Whenever possible, the Yale University Library works with database vendors to include text and data mining (TDM) rights in license agreements. This means that for some databases (generally ones with out-of-copyright materials), Yale researchers can access the raw text for the purposes of mining. Vendors that currently permit text and data mining on specific collections include: Adam Matthew, Gale, ProQuest, and others. For additional information on these agreements and which collections are available for mining, please visit the Text and Data Mining LibGuide.
What about for material that hasn’t been digitized yet? Scanners in the Digital Humanities Lab may be used for the purposes of creating digital corpora for mining purposes (rather than for textual preservation or personal archives). To that end, Yale scholars may use specialized equipment in the lab to transform physical materials, such as books and microfilm, into digitally-actionable research objects. These scanners require training and are only to be used for digital humanities projects actively underway. For all-purpose scanning, researchers may use the machines in the Nave of Sterling Memorial Library or in the lower level of Bass Library.

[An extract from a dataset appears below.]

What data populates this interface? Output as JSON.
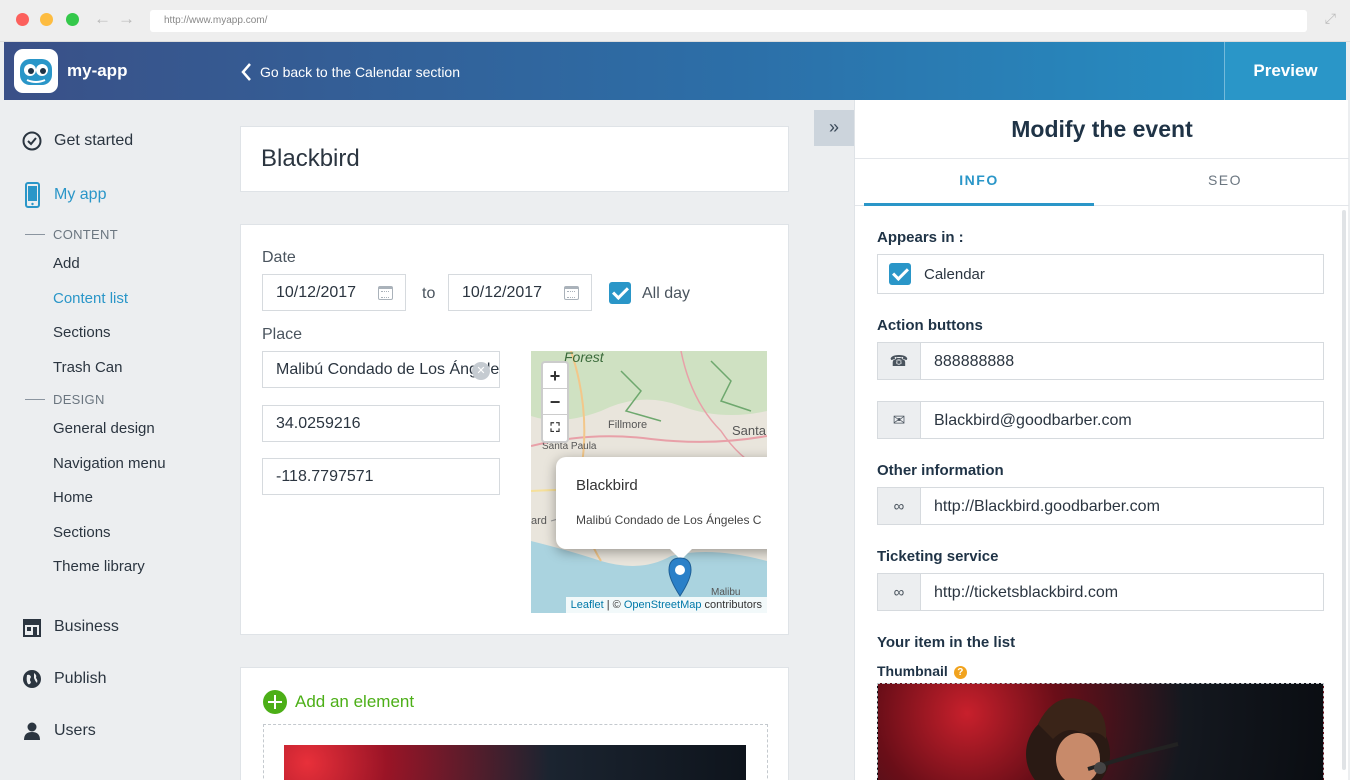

Digital Humanities Reading
Digital humanities is a robust, rapidly developing area of research and teaching. To read the latest, stop by the DHLab and browse our collection of desk copies. The collection includes theoretical books, as well as ones that teach specific coding skills. For a complete listing of what we have, visit our LibraryThing page. If there is a book you need that you can’t get, contact the DHLab to see if we could order a copy.
Also, to help collate resources for reading up on past and current methods and inquiries in digital humanities, we’ve created a collaborative Yale Digital Humanities Lab Zotero account. The site contains links to DH blogs, projects, tools, and syllabi.